Directions for this task: Within the data below, count the lines that include the word "time". Provide the number and nothing further.
··· Data provided ···
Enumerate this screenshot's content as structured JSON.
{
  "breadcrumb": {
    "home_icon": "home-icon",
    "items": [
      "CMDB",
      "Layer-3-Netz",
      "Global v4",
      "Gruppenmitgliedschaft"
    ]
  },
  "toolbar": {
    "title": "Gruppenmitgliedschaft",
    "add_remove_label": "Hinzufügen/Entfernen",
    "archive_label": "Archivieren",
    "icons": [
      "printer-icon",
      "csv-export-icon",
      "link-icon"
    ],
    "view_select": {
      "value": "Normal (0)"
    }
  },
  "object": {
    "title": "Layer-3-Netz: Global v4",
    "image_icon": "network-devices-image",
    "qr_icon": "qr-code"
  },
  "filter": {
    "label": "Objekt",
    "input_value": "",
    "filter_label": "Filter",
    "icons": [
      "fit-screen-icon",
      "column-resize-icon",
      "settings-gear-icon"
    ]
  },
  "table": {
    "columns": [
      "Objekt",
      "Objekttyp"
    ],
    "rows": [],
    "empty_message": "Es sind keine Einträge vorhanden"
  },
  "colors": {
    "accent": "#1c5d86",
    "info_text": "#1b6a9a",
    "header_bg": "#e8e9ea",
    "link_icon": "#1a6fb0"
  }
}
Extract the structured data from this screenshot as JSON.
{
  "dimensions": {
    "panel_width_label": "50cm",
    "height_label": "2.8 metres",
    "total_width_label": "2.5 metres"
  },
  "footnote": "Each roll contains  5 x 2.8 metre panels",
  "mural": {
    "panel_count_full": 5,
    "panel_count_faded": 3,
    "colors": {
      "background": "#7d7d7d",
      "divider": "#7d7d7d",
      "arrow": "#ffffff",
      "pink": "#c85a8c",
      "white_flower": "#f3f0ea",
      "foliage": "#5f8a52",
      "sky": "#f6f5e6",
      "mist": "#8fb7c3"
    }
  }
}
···
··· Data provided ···
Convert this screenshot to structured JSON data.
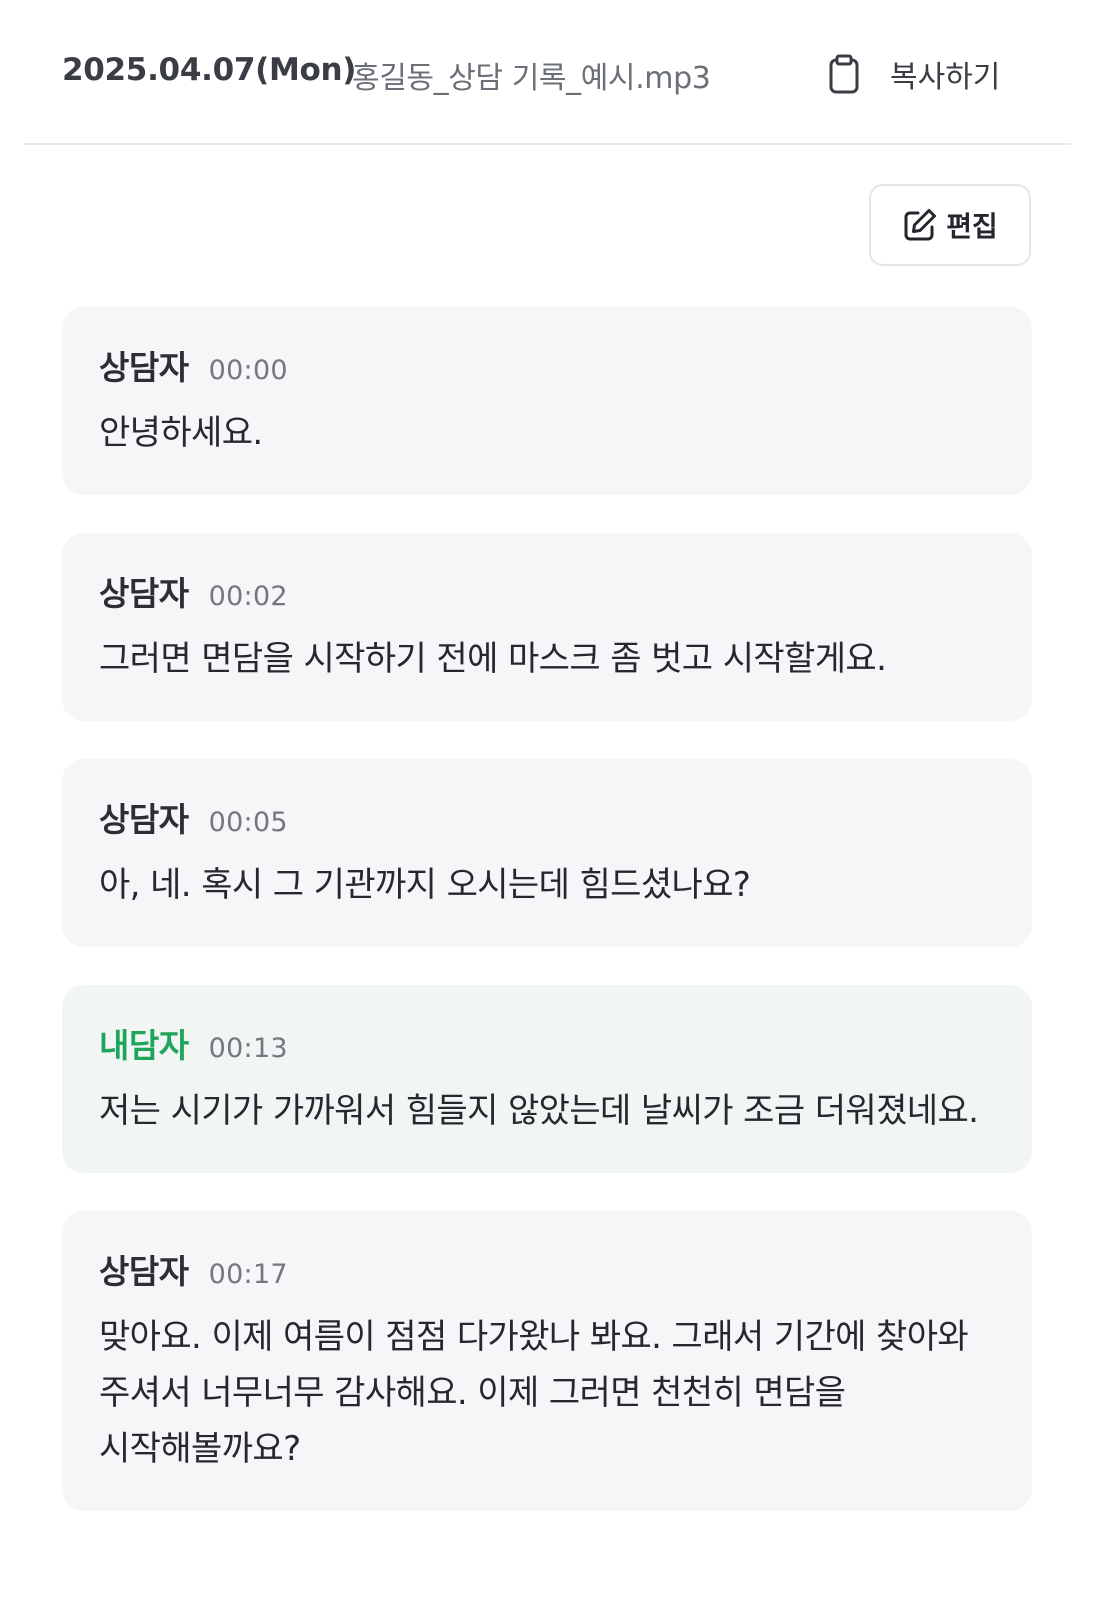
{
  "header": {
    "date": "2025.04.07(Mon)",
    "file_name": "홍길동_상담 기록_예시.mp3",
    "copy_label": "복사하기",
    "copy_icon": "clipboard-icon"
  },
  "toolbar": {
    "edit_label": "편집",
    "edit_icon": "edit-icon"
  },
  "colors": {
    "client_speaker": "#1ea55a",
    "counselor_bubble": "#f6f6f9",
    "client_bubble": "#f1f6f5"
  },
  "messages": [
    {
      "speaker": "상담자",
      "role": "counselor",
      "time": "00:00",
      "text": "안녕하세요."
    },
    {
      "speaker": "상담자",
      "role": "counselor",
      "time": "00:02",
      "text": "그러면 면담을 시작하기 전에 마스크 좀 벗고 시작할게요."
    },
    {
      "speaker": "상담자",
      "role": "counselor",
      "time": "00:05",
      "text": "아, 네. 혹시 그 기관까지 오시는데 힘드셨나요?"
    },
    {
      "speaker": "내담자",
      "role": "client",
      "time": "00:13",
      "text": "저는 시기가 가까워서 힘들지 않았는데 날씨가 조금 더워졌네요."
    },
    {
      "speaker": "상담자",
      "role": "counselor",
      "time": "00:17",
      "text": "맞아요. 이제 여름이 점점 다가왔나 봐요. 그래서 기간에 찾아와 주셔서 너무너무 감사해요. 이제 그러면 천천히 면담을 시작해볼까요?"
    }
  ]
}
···
Output for this task: 5